After reading about and participating in discussions of dreams this week, I decided to talk about dreams. Everyone wants to know either what their dreams mean or how to stop the nightmares or simply how to have a dream. I will get to the how-to in a minute.
Dream interpretation dates back somewhere between 5000 – 3000 B.C. when dreams were recorded on clay tablets. Like the aborigines of today, primal societies did not make distinctions between the dream world and reality. It was all woven together, like a conversation with nature, the soul or the god(s). The realm of dreams was a more powerful reality, heightened by symbolic interpretations.
There must be
hundreds of dream books, well dozens anyway, for interpreting your
dreams, but I have come to the conclusion that you are the only one who can
accurately interpret your own dreams. Dreams are from your mind
and no one else knows your mind like you do.
Having said that, some dreams transcend the individual mind and are prophetic in nature. The dreamer dreams of something outside himself that is about to happen in our three dimensional world.
Sometimes we can have the same dream repeatedly because a conflict depicted or symbolized in the dream remains unresolved or ignored. Once a solution to the problem has been found, the recurring dream usually ceases.
For an explanation of all the different types of dreams visit Dream Central .
More modern ideas about dreams are that they are emanations from the unconscious or subconscious—telling us something or reflecting back our frustrations or as an explanation for the stresses of our life and a dream can be useful as a guide to help us in critical situations (as in PTSD).
Because of his extensive study of myths and archetypes, be sure to check out Joseph Campbell’s thoughts on dreams.
Each of the early cultures (Egyptians, Greeks, Romans, Middle Eastern) had their take on dreams, as do the modern philosophers (more detailed information on that at Dream History)
And then there is lucid dreaming, which simply put, is knowing you are dreaming while you are asleep.
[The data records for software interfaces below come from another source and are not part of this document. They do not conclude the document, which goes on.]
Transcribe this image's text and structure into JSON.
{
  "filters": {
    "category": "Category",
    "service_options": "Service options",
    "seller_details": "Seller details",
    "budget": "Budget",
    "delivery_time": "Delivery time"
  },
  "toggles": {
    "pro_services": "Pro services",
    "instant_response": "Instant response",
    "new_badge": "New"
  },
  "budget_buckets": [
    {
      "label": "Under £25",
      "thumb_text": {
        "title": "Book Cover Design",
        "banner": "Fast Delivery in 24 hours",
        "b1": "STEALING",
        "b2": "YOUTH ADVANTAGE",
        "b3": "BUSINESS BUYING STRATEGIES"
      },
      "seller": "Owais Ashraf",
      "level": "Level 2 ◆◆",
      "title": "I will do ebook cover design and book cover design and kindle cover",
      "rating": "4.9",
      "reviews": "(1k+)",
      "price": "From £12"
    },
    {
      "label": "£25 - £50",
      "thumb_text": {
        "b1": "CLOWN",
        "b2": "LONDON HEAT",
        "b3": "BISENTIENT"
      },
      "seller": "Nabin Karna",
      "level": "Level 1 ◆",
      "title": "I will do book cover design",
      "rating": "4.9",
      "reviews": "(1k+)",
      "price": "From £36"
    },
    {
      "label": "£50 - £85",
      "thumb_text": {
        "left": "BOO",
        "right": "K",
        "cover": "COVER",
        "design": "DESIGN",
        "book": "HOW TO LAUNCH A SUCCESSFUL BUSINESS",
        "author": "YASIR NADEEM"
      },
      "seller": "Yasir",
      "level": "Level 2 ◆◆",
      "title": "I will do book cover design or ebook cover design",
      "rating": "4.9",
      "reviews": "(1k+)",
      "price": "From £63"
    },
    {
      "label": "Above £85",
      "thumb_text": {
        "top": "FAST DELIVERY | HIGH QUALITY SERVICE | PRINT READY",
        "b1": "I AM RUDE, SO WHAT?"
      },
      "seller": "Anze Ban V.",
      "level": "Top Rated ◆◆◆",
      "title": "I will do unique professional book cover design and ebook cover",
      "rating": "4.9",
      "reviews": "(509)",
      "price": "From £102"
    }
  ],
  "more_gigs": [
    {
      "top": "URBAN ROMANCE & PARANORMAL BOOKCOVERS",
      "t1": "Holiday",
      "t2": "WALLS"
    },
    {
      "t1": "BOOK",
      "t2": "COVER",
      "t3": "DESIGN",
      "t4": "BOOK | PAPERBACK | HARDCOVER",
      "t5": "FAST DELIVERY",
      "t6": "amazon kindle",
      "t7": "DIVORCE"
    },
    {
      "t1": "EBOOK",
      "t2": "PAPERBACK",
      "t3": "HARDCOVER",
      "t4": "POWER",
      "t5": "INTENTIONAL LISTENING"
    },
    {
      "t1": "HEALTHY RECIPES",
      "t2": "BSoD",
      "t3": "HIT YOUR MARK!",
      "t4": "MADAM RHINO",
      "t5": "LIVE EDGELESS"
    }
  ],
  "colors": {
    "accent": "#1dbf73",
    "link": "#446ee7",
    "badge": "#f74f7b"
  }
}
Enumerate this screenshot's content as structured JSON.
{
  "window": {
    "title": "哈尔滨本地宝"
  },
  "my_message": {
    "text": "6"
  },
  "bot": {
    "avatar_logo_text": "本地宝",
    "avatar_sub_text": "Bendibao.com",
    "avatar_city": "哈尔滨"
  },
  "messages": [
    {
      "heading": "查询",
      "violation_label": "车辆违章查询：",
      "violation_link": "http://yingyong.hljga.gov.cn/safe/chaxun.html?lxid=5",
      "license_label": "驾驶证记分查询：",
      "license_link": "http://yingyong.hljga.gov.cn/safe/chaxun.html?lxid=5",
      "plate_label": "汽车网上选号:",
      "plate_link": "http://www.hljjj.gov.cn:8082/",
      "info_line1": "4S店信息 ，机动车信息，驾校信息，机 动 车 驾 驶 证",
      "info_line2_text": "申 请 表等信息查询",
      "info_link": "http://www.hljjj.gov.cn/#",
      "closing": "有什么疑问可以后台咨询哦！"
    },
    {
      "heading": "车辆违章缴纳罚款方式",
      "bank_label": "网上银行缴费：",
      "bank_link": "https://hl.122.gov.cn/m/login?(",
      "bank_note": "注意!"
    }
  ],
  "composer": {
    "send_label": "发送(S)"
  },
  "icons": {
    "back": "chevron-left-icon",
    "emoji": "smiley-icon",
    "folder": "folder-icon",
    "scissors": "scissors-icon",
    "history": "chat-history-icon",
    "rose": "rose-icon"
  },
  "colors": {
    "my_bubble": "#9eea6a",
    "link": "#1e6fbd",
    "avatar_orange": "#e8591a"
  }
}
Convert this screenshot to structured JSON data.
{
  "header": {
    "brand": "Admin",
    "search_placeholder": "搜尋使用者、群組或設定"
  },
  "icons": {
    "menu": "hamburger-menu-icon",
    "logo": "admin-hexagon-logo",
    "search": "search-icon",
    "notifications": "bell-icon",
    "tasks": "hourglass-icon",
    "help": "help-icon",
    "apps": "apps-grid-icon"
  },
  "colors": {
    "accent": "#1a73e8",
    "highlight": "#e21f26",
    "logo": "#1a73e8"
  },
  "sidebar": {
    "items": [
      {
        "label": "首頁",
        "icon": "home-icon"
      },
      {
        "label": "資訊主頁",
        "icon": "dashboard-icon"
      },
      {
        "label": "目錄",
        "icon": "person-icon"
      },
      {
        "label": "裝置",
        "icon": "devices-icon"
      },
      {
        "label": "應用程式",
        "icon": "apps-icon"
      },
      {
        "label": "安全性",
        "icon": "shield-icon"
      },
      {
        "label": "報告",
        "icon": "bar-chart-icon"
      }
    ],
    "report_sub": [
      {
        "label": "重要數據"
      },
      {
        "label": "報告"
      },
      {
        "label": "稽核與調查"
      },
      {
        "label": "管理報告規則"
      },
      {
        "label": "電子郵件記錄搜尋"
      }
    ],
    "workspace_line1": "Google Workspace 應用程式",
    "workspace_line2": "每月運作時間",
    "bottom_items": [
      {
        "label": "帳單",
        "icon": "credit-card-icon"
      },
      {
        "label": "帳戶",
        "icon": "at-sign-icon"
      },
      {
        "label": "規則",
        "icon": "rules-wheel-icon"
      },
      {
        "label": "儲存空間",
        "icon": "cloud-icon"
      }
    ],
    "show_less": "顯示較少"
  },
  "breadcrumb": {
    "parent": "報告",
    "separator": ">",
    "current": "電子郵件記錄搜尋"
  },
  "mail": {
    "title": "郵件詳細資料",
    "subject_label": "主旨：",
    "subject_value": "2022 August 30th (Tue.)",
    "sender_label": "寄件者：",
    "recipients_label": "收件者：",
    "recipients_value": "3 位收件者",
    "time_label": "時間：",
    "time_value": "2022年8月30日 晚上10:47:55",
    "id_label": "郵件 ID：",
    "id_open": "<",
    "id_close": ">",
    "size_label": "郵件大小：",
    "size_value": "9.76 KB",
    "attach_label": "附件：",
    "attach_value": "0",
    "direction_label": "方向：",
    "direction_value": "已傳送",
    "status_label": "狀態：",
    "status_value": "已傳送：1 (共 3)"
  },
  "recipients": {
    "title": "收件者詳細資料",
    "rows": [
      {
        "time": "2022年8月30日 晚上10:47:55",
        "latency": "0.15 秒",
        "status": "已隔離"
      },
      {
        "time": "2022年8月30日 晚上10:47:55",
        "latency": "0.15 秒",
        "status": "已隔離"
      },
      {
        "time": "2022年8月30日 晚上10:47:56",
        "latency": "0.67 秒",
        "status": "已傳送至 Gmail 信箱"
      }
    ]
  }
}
When you are in that state, you can control your dreams. I’ve had a few lucid dreams in my life, usually just before waking up, where I knew I was dreaming and could choose to wake up or continue dreaming while making conscious choices as to where the dream would go. (The way I induce lucid dreaming is to impress upon my mind the thought that I will have a lucid dream, as I fall asleep.)
For more detailed instructions on how to induce lucid dreaming go to Reality Shifter.
If you want to achieve a dream incubation, (which is to plant a seed thought in the mind that you want to dream about, usually for creative reasons or to solve a problem—or just to remember your dream), then apply this technique: repeat several times to yourself that you will dream about the problem or issue just before going to sleep—do this over a period of time (days, weeks).
When you finally get results and have a dream about what you programmed, be sure to have paper and pen handy to jot down your thoughts because as soon as we awaken and move, our dream images can easily slip away. It may take time, so be consistent. And try to awaken slowly in the morning, not jump into your conscious mind instantly.
For many years I have kept a dream diary. I don’t remember my dreams every night, but I still write down impressions and creative ideas that are evoked as soon as I get up. I have gotten many images for paintings with this technique so I know it can be your own personal fertile storeroom from which to retrieve creative ideas, images and instruction.
I hope this helps you tap into your creative side.
- dream a lot?
- have a repeating dream?
- have lucid dreams?
Do you keep a dream diary?
Have you ever been inspired creatively by a dream?